[Interface dataset entries]
%%

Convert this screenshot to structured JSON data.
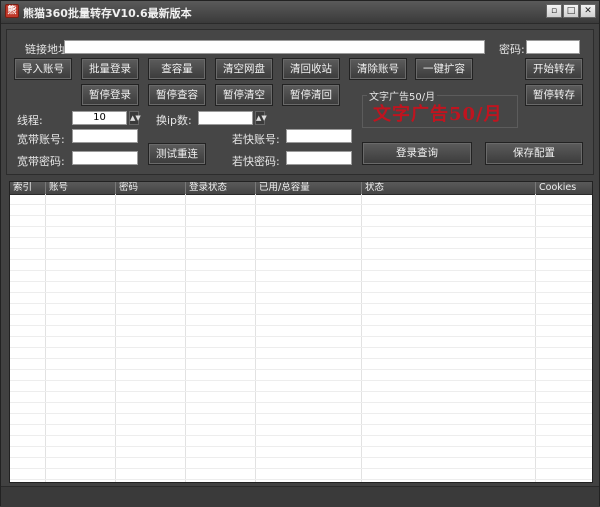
{
  "window": {
    "title": "熊猫360批量转存V10.6最新版本",
    "controls": {
      "minimize": "▫",
      "maximize": "□",
      "close": "✕"
    }
  },
  "form": {
    "link_label": "链接地址:",
    "link_value": "",
    "password_label": "密码:",
    "password_value": "",
    "threads_label": "线程:",
    "threads_value": "10",
    "ip_change_label": "换ip数:",
    "ip_change_value": "",
    "broadband_account_label": "宽带账号:",
    "broadband_account_value": "",
    "broadband_password_label": "宽带密码:",
    "broadband_password_value": "",
    "ruokuai_account_label": "若快账号:",
    "ruokuai_account_value": "",
    "ruokuai_password_label": "若快密码:",
    "ruokuai_password_value": ""
  },
  "buttons": {
    "import_accounts": "导入账号",
    "batch_login": "批量登录",
    "check_capacity": "查容量",
    "clear_disk": "清空网盘",
    "clear_recycle": "清回收站",
    "clear_accounts": "清除账号",
    "one_click_expand": "一键扩容",
    "start_transfer": "开始转存",
    "pause_login": "暂停登录",
    "pause_check": "暂停查容",
    "pause_clear": "暂停清空",
    "pause_recycle": "暂停清回",
    "pause_transfer": "暂停转存",
    "test_reconnect": "测试重连",
    "login_query": "登录查询",
    "save_config": "保存配置"
  },
  "ad": {
    "caption": "文字广告50/月",
    "text": "文字广告50/月",
    "color": "#c0141f"
  },
  "table": {
    "columns": [
      "索引",
      "账号",
      "密码",
      "登录状态",
      "已用/总容量",
      "状态",
      "Cookies"
    ],
    "rows": []
  },
  "icons": {
    "app": "panda-logo-icon",
    "spin_up": "▲",
    "spin_down": "▼"
  }
}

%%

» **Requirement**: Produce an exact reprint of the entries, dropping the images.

» **Reply**:
Convert this screenshot to structured JSON data.
{
  "window": {
    "title": "熊猫360批量转存V10.6最新版本",
    "controls": {
      "minimize": "▫",
      "maximize": "□",
      "close": "✕"
    }
  },
  "form": {
    "link_label": "链接地址:",
    "link_value": "",
    "password_label": "密码:",
    "password_value": "",
    "threads_label": "线程:",
    "threads_value": "10",
    "ip_change_label": "换ip数:",
    "ip_change_value": "",
    "broadband_account_label": "宽带账号:",
    "broadband_account_value": "",
    "broadband_password_label": "宽带密码:",
    "broadband_password_value": "",
    "ruokuai_account_label": "若快账号:",
    "ruokuai_account_value": "",
    "ruokuai_password_label": "若快密码:",
    "ruokuai_password_value": ""
  },
  "buttons": {
    "import_accounts": "导入账号",
    "batch_login": "批量登录",
    "check_capacity": "查容量",
    "clear_disk": "清空网盘",
    "clear_recycle": "清回收站",
    "clear_accounts": "清除账号",
    "one_click_expand": "一键扩容",
    "start_transfer": "开始转存",
    "pause_login": "暂停登录",
    "pause_check": "暂停查容",
    "pause_clear": "暂停清空",
    "pause_recycle": "暂停清回",
    "pause_transfer": "暂停转存",
    "test_reconnect": "测试重连",
    "login_query": "登录查询",
    "save_config": "保存配置"
  },
  "ad": {
    "caption": "文字广告50/月",
    "text": "文字广告50/月",
    "color": "#c0141f"
  },
  "table": {
    "columns": [
      "索引",
      "账号",
      "密码",
      "登录状态",
      "已用/总容量",
      "状态",
      "Cookies"
    ],
    "rows": []
  },
  "icons": {
    "app": "panda-logo-icon",
    "spin_up": "▲",
    "spin_down": "▼"
  }
}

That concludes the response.